Whether people grow fat by joking, or whether there is something in fat itself which predisposes to a joke, I have never been quite able to determine; but certain it is that a lean joker is a rara avis in terris.
Gala Filippova, staff scientist at Fred Hutch and co-author of the study, said that in the current study, they have explored whether loss of just one copy of the CTCF gene could trigger epigenetic changes and predispose to tumor development.
Researchers will be greatly aided in this work by the maW studies that we currently fund to identify the genes that predispose people to developing MS.
Fifteen (52%) patients had underlying illnesses that were known to predispose them to V.
From avoiding family patterns that predispose one to fat, to breaking the control that emotions have over one's eating, to easy and fun exercises that are good for the body and easy to get into using as a routine, Dr.
In so doing, the Court gave pornographers free rein to publish any filth that exceeds the Canadian community standard of tolerance provided only that the material is not so extreme as to provably predispose persons to act in an anti-social manner that is incompatible with the proper functioning of Canadian society.
In addition, prenatal exposures to environmental agents such as bisphenol A or dioxin results in alteration in the development of the mammary gland that may predispose to the development of cancers later in life.
These can be present in the design of the strategy--which can predispose it to failure--or during execution, Chatterjee notes, adding that during design, companies often miss out on strategies that can avoid or minimize capability risks.

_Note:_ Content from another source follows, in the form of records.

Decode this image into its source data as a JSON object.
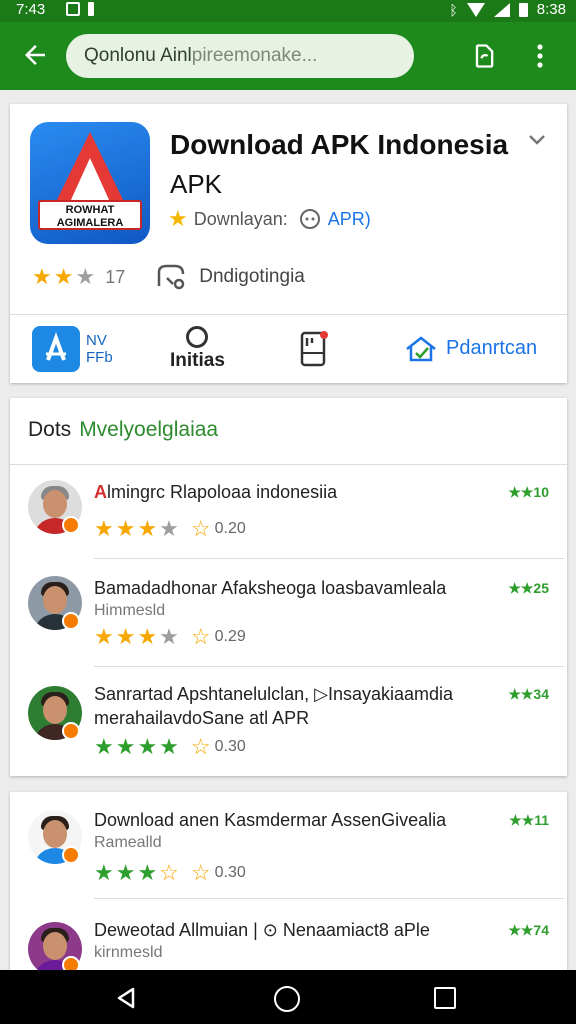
{
  "status_bar": {
    "time": "7:43",
    "clock_right": "8:38",
    "icons": [
      "image-icon",
      "card-icon",
      "bluetooth-icon",
      "wifi-icon",
      "signal-icon",
      "battery-icon"
    ]
  },
  "app_bar": {
    "search_text": "Qonlonu Ainl",
    "search_placeholder": "pireemonake...",
    "icons": [
      "back-arrow-icon",
      "share-icon",
      "more-vert-icon"
    ]
  },
  "app": {
    "icon_text": "ROWHAT AGIMALERA",
    "title": "Download APK Indonesia",
    "title_line2": "APK",
    "meta_label": "Downlayan:",
    "meta_apk": "APR)",
    "rating_count": "17",
    "developer": "Dndigotingia",
    "rating_stars": 2
  },
  "actions": [
    {
      "label_1": "NV",
      "label_2": "FFb",
      "icon": "app-store-icon"
    },
    {
      "label": "Initias",
      "icon": "circle-icon"
    },
    {
      "icon": "clipboard-icon"
    },
    {
      "label": "Pdanrtcan",
      "icon": "house-check-icon"
    }
  ],
  "reviews_header": {
    "title": "Dots",
    "subtitle": "Mvelyoelglaiaa"
  },
  "reviews": [
    {
      "title_prefix": "A",
      "title": "lmingrc Rlapoloaa indonesiia",
      "subtitle": "",
      "stars": 3,
      "score": "0.20",
      "badge": "★★10"
    },
    {
      "title": "Bamadadhonar Afaksheoga loasbavamleala",
      "subtitle": "Himmesld",
      "stars": 3,
      "score": "0.29",
      "badge": "★★25"
    },
    {
      "title": "Sanrartad Apshtanelulclan, ▷Insayakiaamdia",
      "title_line2": "merahailavdoSane atl APR",
      "stars": 4,
      "score": "0.30",
      "badge": "★★34"
    }
  ],
  "reviews2": [
    {
      "title": "Download anen Kasmdermar AssenGivealia",
      "subtitle": "Ramealld",
      "stars": 3,
      "score": "0.30",
      "badge": "★★11"
    },
    {
      "title": "Deweotad Allmuian | ⊙ Nenaamiact8 aPle",
      "subtitle": "kirnmesld",
      "badge": "★★74"
    }
  ],
  "colors": {
    "status_bar": "#1b7a17",
    "app_bar": "#1f8a1c",
    "accent_blue": "#1a73e8",
    "star_gold": "#f6a800",
    "star_green": "#2e9e2e"
  }
}
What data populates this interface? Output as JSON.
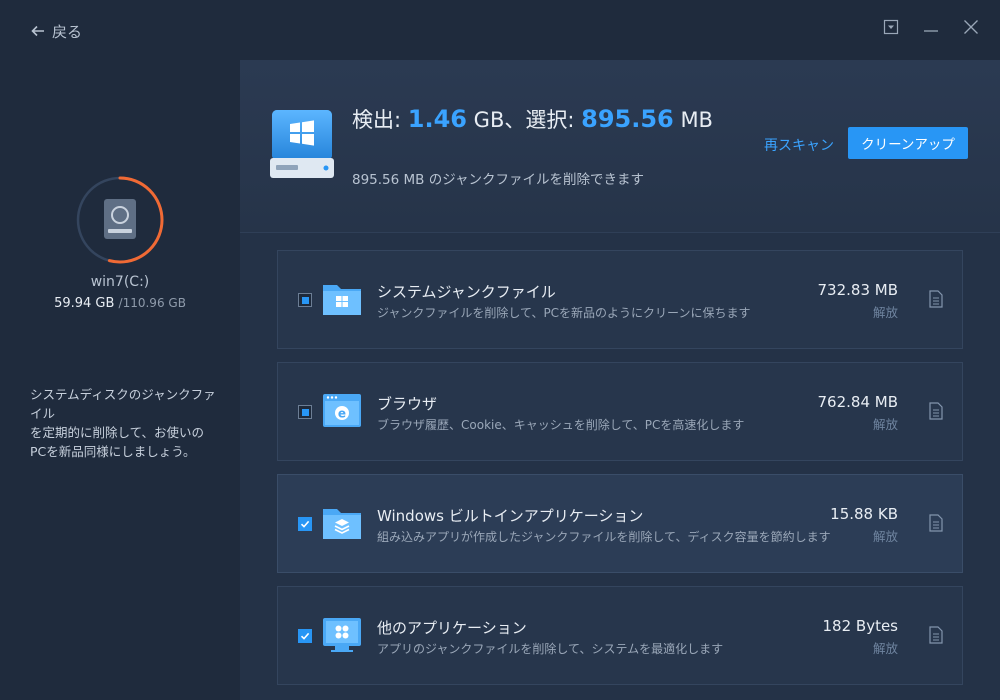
{
  "titlebar": {
    "back_label": "戻る"
  },
  "sidebar": {
    "disk_name": "win7(C:)",
    "disk_used": "59.94 GB",
    "disk_total": "/110.96 GB",
    "usage_fraction": 0.54,
    "description_lines": [
      "システムディスクのジャンクファイル",
      "を定期的に削除して、お使いの",
      "PCを新品同様にしましょう。"
    ]
  },
  "summary": {
    "found_label": "検出:",
    "found_value": "1.46",
    "found_unit": "GB、選択:",
    "selected_value": "895.56",
    "selected_unit": "MB",
    "subtext": "895.56 MB のジャンクファイルを削除できます",
    "rescan_label": "再スキャン",
    "cleanup_label": "クリーンアップ"
  },
  "items": [
    {
      "title": "システムジャンクファイル",
      "desc": "ジャンクファイルを削除して、PCを新品のようにクリーンに保ちます",
      "size": "732.83 MB",
      "detail": "解放",
      "state": "partial",
      "icon": "system-folder-icon"
    },
    {
      "title": "ブラウザ",
      "desc": "ブラウザ履歴、Cookie、キャッシュを削除して、PCを高速化します",
      "size": "762.84 MB",
      "detail": "解放",
      "state": "partial",
      "icon": "browser-icon"
    },
    {
      "title": "Windows ビルトインアプリケーション",
      "desc": "組み込みアプリが作成したジャンクファイルを削除して、ディスク容量を節約します",
      "size": "15.88 KB",
      "detail": "解放",
      "state": "checked",
      "icon": "builtin-apps-folder-icon"
    },
    {
      "title": "他のアプリケーション",
      "desc": "アプリのジャンクファイルを削除して、システムを最適化します",
      "size": "182 Bytes",
      "detail": "解放",
      "state": "checked",
      "icon": "other-apps-icon"
    }
  ],
  "colors": {
    "accent": "#2896f5",
    "ring": "#f06a35",
    "background": "#1f2b3d"
  }
}
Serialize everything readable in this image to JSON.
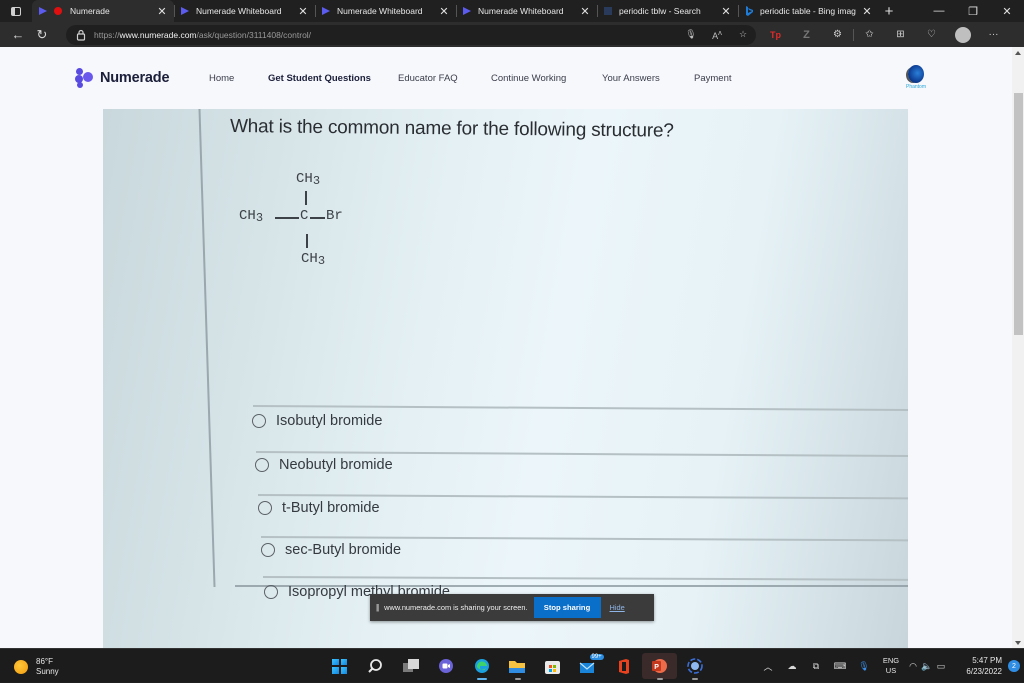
{
  "browser": {
    "tabs": [
      {
        "title": "Numerade",
        "favicon": "numerade-logo-icon",
        "recording": true,
        "active": true
      },
      {
        "title": "Numerade Whiteboard",
        "favicon": "numerade-logo-icon",
        "active": false
      },
      {
        "title": "Numerade Whiteboard",
        "favicon": "numerade-logo-icon",
        "active": false
      },
      {
        "title": "Numerade Whiteboard",
        "favicon": "numerade-logo-icon",
        "active": false
      },
      {
        "title": "periodic tblw - Search",
        "favicon": "search-icon",
        "active": false
      },
      {
        "title": "periodic table - Bing imag",
        "favicon": "bing-icon",
        "active": false
      }
    ],
    "close_glyph": "✕",
    "new_tab_glyph": "+",
    "window_controls": {
      "minimize": "—",
      "restore": "❐",
      "close": "✕"
    },
    "url": {
      "scheme": "https://",
      "host": "www.numerade.com",
      "path": "/ask/question/3111408/control/"
    },
    "nav_glyphs": {
      "back": "←",
      "refresh": "↻"
    },
    "toolbar_icons": [
      "microphone-icon",
      "read-aloud-icon",
      "add-favorite-icon",
      "extension-tp-icon",
      "extension-z-icon",
      "extensions-icon",
      "favorites-icon",
      "collections-icon",
      "browser-essentials-icon",
      "profile-avatar",
      "more-menu-icon"
    ]
  },
  "site": {
    "brand": "Numerade",
    "nav": [
      {
        "label": "Home",
        "emphasis": false
      },
      {
        "label": "Get Student Questions",
        "emphasis": true
      },
      {
        "label": "Educator FAQ",
        "emphasis": false
      },
      {
        "label": "Continue Working",
        "emphasis": false
      },
      {
        "label": "Your Answers",
        "emphasis": false
      },
      {
        "label": "Payment",
        "emphasis": false
      }
    ],
    "phantom_label": "Phantom"
  },
  "question": {
    "text": "What is the common name for the following structure?",
    "structure": {
      "top": "CH3",
      "left": "CH3",
      "center": "C",
      "right": "Br",
      "bottom": "CH3"
    },
    "options": [
      "Isobutyl bromide",
      "Neobutyl bromide",
      "t-Butyl bromide",
      "sec-Butyl bromide",
      "Isopropyl methyl bromide"
    ]
  },
  "share_banner": {
    "pause_glyph": "||",
    "message": "www.numerade.com is sharing your screen.",
    "stop_label": "Stop sharing",
    "hide_label": "Hide",
    "stop_color": "#0a6fc9"
  },
  "taskbar": {
    "weather": {
      "temp": "86°F",
      "condition": "Sunny"
    },
    "apps": [
      "start-icon",
      "search-icon",
      "task-view-icon",
      "teams-chat-icon",
      "edge-icon",
      "file-explorer-icon",
      "microsoft-store-icon",
      "mail-icon",
      "office-icon",
      "powerpoint-icon",
      "screen-recorder-icon"
    ],
    "mail_badge": "99+",
    "language": {
      "line1": "ENG",
      "line2": "US"
    },
    "time": "5:47 PM",
    "date": "6/23/2022",
    "notification_count": "2"
  }
}
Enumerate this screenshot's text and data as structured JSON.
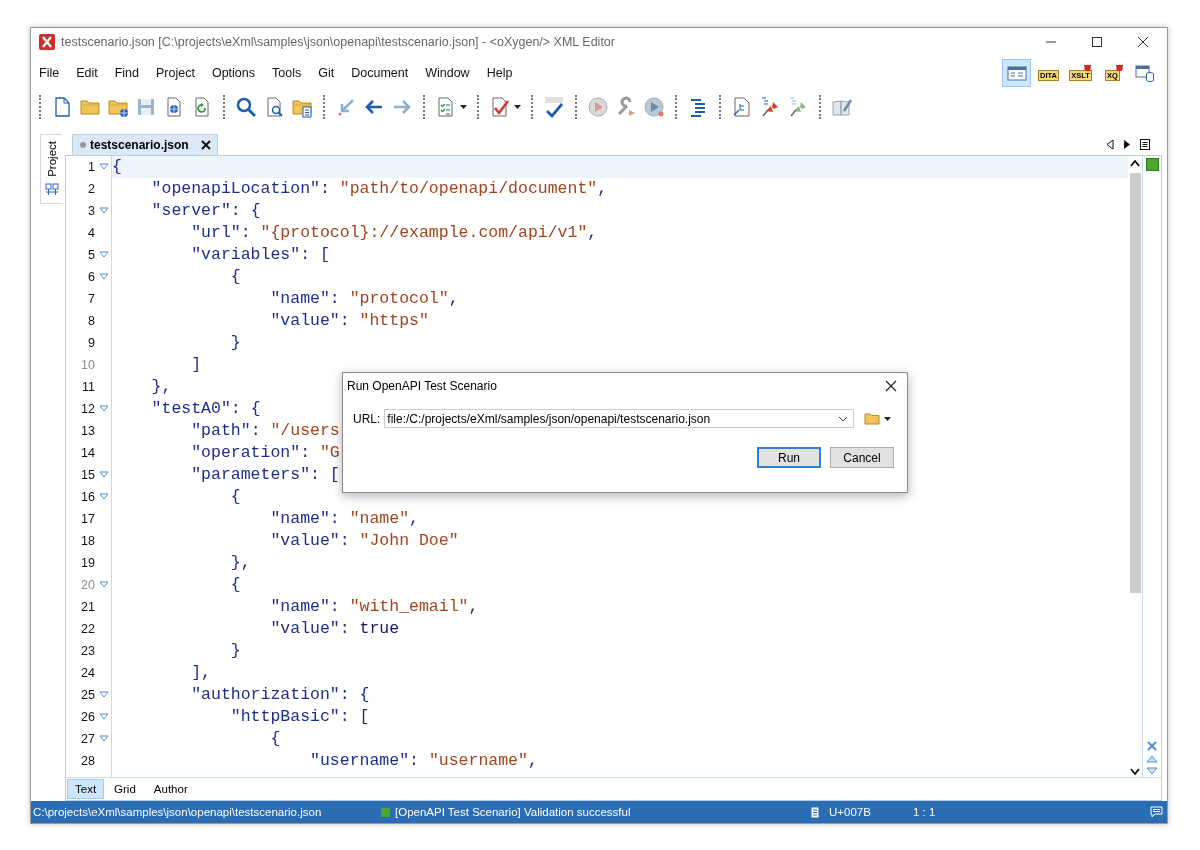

He finds no evidence that biological or genetic differences either predispose men to war or predispose women to peace.